ABOUT THIS TASK:
Every line from the one that includes "Transcribe this image's" to the end of the entries should be written out exactly, with the first and last included.

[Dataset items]
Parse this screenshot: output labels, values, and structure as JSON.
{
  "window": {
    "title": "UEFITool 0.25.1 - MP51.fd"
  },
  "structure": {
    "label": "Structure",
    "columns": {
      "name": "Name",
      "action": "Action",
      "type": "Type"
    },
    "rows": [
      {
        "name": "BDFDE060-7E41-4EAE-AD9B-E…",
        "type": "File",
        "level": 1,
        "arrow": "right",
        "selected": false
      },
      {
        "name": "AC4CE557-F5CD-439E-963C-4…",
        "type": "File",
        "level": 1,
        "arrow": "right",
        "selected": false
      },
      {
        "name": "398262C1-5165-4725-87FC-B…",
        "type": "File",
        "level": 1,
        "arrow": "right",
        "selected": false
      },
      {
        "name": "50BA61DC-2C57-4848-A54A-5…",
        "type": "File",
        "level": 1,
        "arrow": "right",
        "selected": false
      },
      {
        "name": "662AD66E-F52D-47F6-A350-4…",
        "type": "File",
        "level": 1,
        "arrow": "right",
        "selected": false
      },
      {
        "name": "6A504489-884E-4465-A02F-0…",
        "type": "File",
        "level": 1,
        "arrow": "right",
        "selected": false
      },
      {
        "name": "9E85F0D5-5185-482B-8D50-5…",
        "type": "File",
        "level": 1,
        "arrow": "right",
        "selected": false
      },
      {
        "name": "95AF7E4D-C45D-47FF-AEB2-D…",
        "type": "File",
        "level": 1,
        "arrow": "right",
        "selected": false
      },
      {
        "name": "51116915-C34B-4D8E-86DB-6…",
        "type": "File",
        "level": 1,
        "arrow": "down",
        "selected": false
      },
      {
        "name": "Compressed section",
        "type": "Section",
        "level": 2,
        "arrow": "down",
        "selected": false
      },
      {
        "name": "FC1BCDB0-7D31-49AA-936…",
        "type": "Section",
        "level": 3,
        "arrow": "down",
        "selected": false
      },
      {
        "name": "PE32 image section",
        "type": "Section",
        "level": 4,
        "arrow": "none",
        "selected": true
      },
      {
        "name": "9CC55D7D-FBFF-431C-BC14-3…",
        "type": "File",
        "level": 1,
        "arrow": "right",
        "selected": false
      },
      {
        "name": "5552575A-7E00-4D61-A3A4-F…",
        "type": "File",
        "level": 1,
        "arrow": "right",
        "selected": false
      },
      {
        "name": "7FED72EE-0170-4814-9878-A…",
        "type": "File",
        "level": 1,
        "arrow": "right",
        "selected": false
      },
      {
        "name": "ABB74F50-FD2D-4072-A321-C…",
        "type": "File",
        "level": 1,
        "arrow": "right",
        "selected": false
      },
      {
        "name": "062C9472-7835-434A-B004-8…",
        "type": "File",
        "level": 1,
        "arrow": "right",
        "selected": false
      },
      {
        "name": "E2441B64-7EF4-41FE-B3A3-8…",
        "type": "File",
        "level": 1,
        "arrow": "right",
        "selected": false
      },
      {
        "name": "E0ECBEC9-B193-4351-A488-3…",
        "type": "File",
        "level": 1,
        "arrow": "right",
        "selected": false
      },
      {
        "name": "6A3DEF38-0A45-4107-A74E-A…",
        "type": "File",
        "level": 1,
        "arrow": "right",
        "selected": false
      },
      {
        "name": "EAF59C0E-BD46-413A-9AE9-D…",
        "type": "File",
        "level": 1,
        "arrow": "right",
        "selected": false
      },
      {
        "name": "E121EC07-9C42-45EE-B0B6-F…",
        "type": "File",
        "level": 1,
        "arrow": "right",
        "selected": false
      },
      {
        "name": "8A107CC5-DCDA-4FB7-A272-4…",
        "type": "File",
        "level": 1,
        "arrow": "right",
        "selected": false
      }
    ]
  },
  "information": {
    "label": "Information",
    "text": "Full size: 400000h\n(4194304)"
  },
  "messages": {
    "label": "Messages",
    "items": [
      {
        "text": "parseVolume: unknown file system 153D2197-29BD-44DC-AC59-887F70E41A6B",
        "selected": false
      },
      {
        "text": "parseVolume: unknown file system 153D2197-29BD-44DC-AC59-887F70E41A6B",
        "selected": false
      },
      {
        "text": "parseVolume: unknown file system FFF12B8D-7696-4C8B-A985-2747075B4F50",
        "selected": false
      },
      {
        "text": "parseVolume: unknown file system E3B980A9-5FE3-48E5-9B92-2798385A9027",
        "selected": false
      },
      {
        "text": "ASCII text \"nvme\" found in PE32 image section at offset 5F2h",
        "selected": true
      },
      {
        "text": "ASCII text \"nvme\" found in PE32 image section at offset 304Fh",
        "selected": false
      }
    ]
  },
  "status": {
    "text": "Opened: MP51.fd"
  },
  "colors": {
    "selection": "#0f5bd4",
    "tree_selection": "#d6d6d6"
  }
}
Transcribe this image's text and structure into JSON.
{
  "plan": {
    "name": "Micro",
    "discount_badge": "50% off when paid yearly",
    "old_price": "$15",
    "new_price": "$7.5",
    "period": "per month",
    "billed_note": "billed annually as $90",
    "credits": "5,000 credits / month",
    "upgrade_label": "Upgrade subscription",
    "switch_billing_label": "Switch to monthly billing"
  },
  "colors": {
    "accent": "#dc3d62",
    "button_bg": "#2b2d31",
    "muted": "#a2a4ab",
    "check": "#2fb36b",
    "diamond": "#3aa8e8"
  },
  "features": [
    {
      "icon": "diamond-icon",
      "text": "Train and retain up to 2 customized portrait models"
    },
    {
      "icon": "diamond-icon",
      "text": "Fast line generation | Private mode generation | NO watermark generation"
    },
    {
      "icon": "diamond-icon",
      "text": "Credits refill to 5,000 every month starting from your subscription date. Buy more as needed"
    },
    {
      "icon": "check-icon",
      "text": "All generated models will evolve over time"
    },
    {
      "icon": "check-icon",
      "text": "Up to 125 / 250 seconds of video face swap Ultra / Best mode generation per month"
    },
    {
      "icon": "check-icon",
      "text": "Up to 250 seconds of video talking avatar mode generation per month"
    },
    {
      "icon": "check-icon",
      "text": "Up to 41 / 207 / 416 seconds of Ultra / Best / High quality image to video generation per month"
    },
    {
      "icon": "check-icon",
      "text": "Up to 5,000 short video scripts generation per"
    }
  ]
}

RESULT FOR THIS TASK:
Transcribe this image's text and structure into JSON.
{
  "plan": {
    "name": "Micro",
    "discount_badge": "50% off when paid yearly",
    "old_price": "$15",
    "new_price": "$7.5",
    "period": "per month",
    "billed_note": "billed annually as $90",
    "credits": "5,000 credits / month",
    "upgrade_label": "Upgrade subscription",
    "switch_billing_label": "Switch to monthly billing"
  },
  "colors": {
    "accent": "#dc3d62",
    "button_bg": "#2b2d31",
    "muted": "#a2a4ab",
    "check": "#2fb36b",
    "diamond": "#3aa8e8"
  },
  "features": [
    {
      "icon": "diamond-icon",
      "text": "Train and retain up to 2 customized portrait models"
    },
    {
      "icon": "diamond-icon",
      "text": "Fast line generation | Private mode generation | NO watermark generation"
    },
    {
      "icon": "diamond-icon",
      "text": "Credits refill to 5,000 every month starting from your subscription date. Buy more as needed"
    },
    {
      "icon": "check-icon",
      "text": "All generated models will evolve over time"
    },
    {
      "icon": "check-icon",
      "text": "Up to 125 / 250 seconds of video face swap Ultra / Best mode generation per month"
    },
    {
      "icon": "check-icon",
      "text": "Up to 250 seconds of video talking avatar mode generation per month"
    },
    {
      "icon": "check-icon",
      "text": "Up to 41 / 207 / 416 seconds of Ultra / Best / High quality image to video generation per month"
    },
    {
      "icon": "check-icon",
      "text": "Up to 5,000 short video scripts generation per"
    }
  ]
}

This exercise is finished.